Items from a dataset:
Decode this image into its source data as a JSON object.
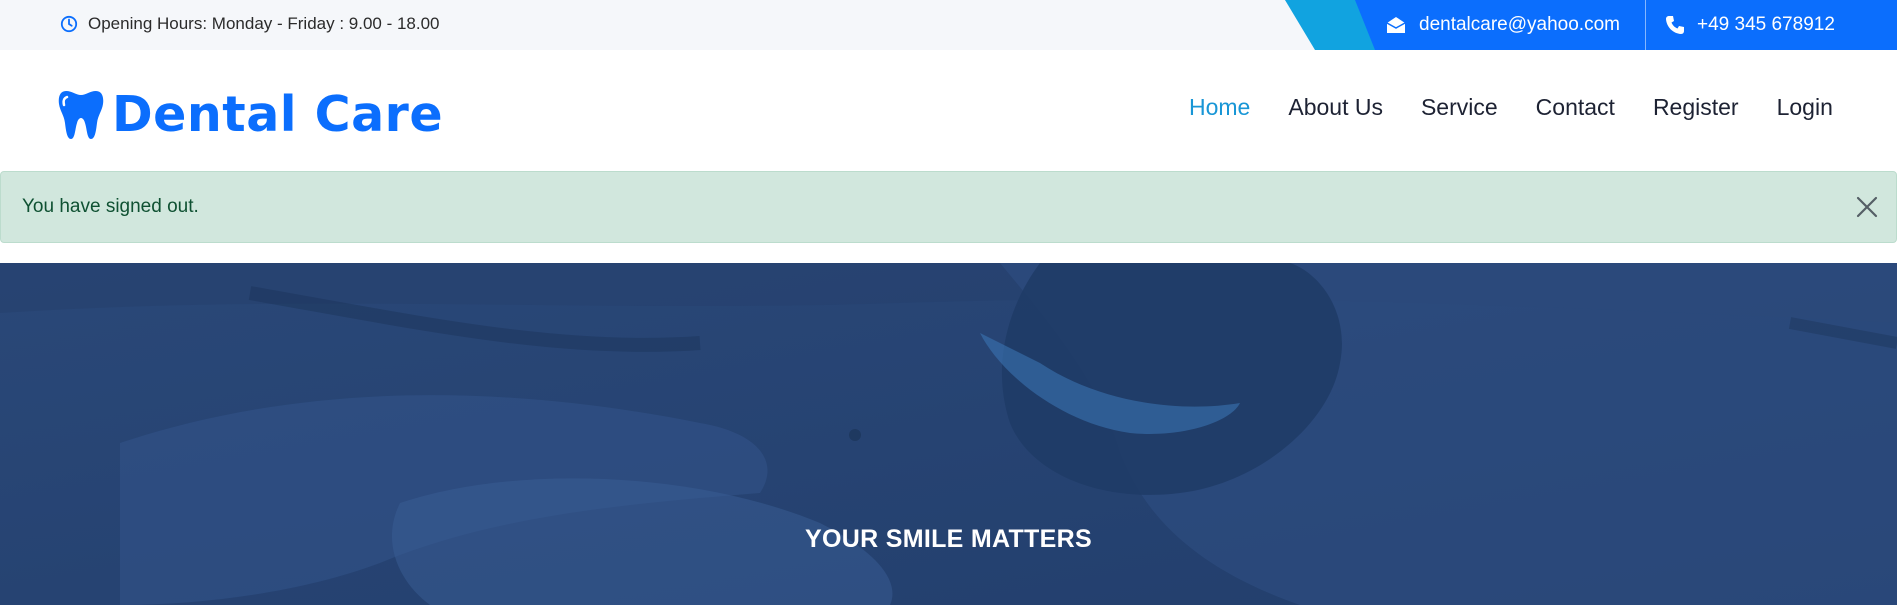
{
  "topbar": {
    "hours_text": "Opening Hours: Monday - Friday : 9.00 - 18.00",
    "email": "dentalcare@yahoo.com",
    "phone": "+49 345 678912"
  },
  "brand": {
    "name": "Dental Care",
    "icon": "tooth-icon",
    "color": "#0b6efd"
  },
  "nav": {
    "items": [
      {
        "label": "Home",
        "active": true
      },
      {
        "label": "About Us",
        "active": false
      },
      {
        "label": "Service",
        "active": false
      },
      {
        "label": "Contact",
        "active": false
      },
      {
        "label": "Register",
        "active": false
      },
      {
        "label": "Login",
        "active": false
      }
    ]
  },
  "alert": {
    "message": "You have signed out.",
    "close_icon": "close-icon",
    "background": "#d1e7dd"
  },
  "hero": {
    "kicker": "YOUR SMILE MATTERS",
    "overlay_color": "#2c4a7a"
  }
}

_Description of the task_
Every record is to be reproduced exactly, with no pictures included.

_Response area_
Decode this image into its source data as a JSON object.
{
  "topbar": {
    "hours_text": "Opening Hours: Monday - Friday : 9.00 - 18.00",
    "email": "dentalcare@yahoo.com",
    "phone": "+49 345 678912"
  },
  "brand": {
    "name": "Dental Care",
    "icon": "tooth-icon",
    "color": "#0b6efd"
  },
  "nav": {
    "items": [
      {
        "label": "Home",
        "active": true
      },
      {
        "label": "About Us",
        "active": false
      },
      {
        "label": "Service",
        "active": false
      },
      {
        "label": "Contact",
        "active": false
      },
      {
        "label": "Register",
        "active": false
      },
      {
        "label": "Login",
        "active": false
      }
    ]
  },
  "alert": {
    "message": "You have signed out.",
    "close_icon": "close-icon",
    "background": "#d1e7dd"
  },
  "hero": {
    "kicker": "YOUR SMILE MATTERS",
    "overlay_color": "#2c4a7a"
  }
}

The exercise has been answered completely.